- "Tornado Emergency Media Advisory" (PDF). NWS - Des Moines, Iowa. March 12, 2010. Retrieved 2010-03-29.
- "Tornado emergency in south oklahoma city metro area". NWS - Norman, Oklahoma. May 3, 1999. Archived from the original on February 13, 2008. Retrieved 2007-08-13.
- "May 3rd, 1999 from the NWS's Perspective". The Southern Plains Cyclone. National Weather Service. 2 (2). Spring 2004. Archived from the original on 2004-11-08. Retrieved 2008-02-15.
- Mathis, Nancy (2007). "Inside the Bear's Cage". Storm Warning: The Story of a Killer Tornado. Touchstone. p. 129. ISBN 0-7432-8053-9.

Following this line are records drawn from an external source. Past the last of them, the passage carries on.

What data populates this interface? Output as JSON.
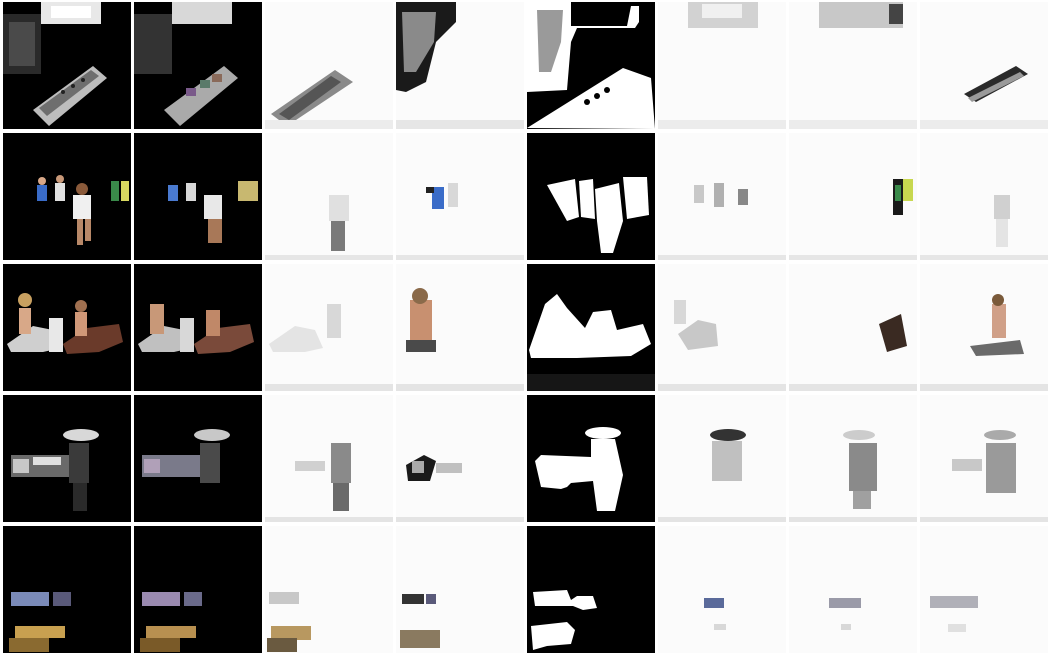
{
  "figure": {
    "rows": [
      {
        "name": "remote-control",
        "cells": [
          "color-crop",
          "color-crop-blocky",
          "layer-white",
          "layer-white",
          "mask-bw",
          "layer-white",
          "layer-white",
          "layer-white"
        ]
      },
      {
        "name": "runners",
        "cells": [
          "color-crop",
          "color-crop-blocky",
          "layer-white",
          "layer-white",
          "mask-bw",
          "layer-white",
          "layer-white",
          "layer-white"
        ]
      },
      {
        "name": "horse-riders",
        "cells": [
          "color-crop",
          "color-crop-blocky",
          "layer-white",
          "layer-white",
          "mask-bw",
          "layer-white",
          "layer-white",
          "layer-white"
        ]
      },
      {
        "name": "umbrella-car",
        "cells": [
          "color-crop",
          "color-crop-blocky",
          "layer-white",
          "layer-white",
          "mask-bw",
          "layer-white",
          "layer-white",
          "layer-white"
        ]
      },
      {
        "name": "table-objects",
        "cells": [
          "color-crop",
          "color-crop-blocky",
          "layer-white",
          "layer-white",
          "mask-bw",
          "layer-white",
          "layer-white",
          "layer-white"
        ]
      }
    ],
    "colors": {
      "background": "#000000",
      "layer_bg": "#fbfbfb",
      "mask_fg": "#ffffff"
    }
  }
}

- "What is a Tornado Emergency?". Weather Forecast Office. Little Rock, Arkansas: National Oceanic and Atmospheric Administration. February 11, 2015.
- National Weather Service, Norman Weather Forecast Office (2013-05-20). "Tornado Warning". Iowa State University Department of Agronomy. Retrieved 2013-05-24.
- "Impact Based Warning Experimental Product" (PDF). National Weather Service. Archived from the original (PDF) on January 16, 2014. Retrieved 2012-04-04.
- Draper, Bill (2012-04-01). "'UNSURVIVABLE!' New Tornado Warnings Aim to Scare". Yahoo! News and the Associated Press. Retrieved 2012-04-04.
- "Impact Based Warning Experimental Product". Crh.noaa.gov. Retrieved 2014-01-22.
- National Weather Service (2014). "Impact Based Warnings". National Oceanic and Atmospheric Administration. Retrieved March 12, 2014.
- Howell, George (2013-05-21). "Okla. Medical Examiner preparing for '40 more bodies' | National News - KCCI Home". Kcci.com. Retrieved 2014-01-22.
- "The Online Tornado FAQ (by Roger Edwards, SPC)". Spc.noaa.gov. Retrieved 2014-01-22.